Capital Journal Online
By Max Wirestone, Special to The Capital-Journal
Posted Sep 29, 2018
“There’s a lot people out there who do amazing things,” Christensen said. “But they don’t get credit or recognition for it. And I think they should.”If there is a wave of student documentaries next year at Washburn Rural Middle School, gifted facilitators Lindsay McDowell and Alice Bertels will know why.
That is because two of their students — eighth-graders Megan Christensen and Meredith Kucera — won second place in the national Lowell Milken Center for Unsung Heroes’ 2018 Discovery Award competition. The contest encourages middle and high school students to research and uncover the stories of positive role models whose contributions to history aren’t well-known.
Their winning documentary, “The Incredibly Stupid One,” is a profile of U.S. Navy veteran Douglas Hegdahl, who gathered critical intelligence from the North Vietnamese camp where he was held captive by pretending to be illiterate and mentally disabled.
The students were drawn to the project not because of the documentary aspect but because of their interest in the subject matter. read more here
Seaman Apprentice Douglas Hegdahl
Hegdahl, who was considered by the Vietnamese to be worthless in terms of intelligence information, was one of the first prisoners offered an early release.
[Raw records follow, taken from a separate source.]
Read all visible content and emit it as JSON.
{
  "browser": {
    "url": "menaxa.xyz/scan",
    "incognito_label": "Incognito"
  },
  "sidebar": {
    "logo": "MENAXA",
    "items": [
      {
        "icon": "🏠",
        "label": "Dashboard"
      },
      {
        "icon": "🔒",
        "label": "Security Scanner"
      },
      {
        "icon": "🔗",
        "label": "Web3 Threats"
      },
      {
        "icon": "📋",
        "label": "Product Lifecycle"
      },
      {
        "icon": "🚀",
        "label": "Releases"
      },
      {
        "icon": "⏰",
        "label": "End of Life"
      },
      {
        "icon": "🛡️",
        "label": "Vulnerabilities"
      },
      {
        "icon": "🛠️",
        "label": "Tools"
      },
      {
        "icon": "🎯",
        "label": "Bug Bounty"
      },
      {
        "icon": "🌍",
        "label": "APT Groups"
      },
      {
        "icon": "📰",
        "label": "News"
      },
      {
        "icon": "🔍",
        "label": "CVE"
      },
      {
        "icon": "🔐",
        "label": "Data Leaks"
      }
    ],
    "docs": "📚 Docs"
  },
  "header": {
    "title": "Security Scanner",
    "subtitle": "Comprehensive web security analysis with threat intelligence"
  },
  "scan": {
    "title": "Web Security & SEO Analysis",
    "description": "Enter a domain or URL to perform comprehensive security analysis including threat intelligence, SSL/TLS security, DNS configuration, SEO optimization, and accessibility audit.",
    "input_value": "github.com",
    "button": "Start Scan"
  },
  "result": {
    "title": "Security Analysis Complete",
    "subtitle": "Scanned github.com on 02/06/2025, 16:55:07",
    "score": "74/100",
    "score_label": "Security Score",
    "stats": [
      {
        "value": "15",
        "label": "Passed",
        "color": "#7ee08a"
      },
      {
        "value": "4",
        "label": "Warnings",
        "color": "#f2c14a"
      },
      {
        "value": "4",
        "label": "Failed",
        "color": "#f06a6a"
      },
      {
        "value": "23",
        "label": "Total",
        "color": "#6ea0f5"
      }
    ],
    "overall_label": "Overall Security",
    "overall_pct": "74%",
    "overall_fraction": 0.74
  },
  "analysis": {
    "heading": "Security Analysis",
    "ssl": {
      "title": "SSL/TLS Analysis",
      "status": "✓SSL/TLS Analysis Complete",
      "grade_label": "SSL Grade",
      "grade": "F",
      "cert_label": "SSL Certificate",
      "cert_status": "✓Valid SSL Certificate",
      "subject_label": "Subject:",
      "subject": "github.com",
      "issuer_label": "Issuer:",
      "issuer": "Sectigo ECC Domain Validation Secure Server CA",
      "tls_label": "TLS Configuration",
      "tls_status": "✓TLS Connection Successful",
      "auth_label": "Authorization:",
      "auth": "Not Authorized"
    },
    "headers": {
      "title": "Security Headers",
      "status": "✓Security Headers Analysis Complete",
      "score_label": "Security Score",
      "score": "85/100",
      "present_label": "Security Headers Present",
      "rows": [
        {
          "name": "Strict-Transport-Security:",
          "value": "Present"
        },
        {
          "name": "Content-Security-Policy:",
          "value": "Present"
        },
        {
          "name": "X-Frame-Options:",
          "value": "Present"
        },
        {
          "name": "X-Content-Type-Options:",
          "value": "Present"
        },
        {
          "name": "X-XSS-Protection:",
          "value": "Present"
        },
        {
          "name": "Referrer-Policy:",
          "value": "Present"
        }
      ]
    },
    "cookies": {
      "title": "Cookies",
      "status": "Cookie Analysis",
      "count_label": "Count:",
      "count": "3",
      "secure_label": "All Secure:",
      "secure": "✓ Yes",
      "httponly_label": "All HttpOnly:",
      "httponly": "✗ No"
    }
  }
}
He didn't want to go and tried to behave so that he would be detained — at one point, when Tom Hayden was touring the prison camp, Hegdahl gave him the finger.
But his roommate pulled rank and ordered him to go, knowing that Hegdahl's remarkable memory would provide the government invaluable information and the families of prisoners immeasurable comfort. Hegdahl memorized the names of more than 300 fellow POWs, along with their Social Security numbers and an identifying trait such as a pet's name for confirmation.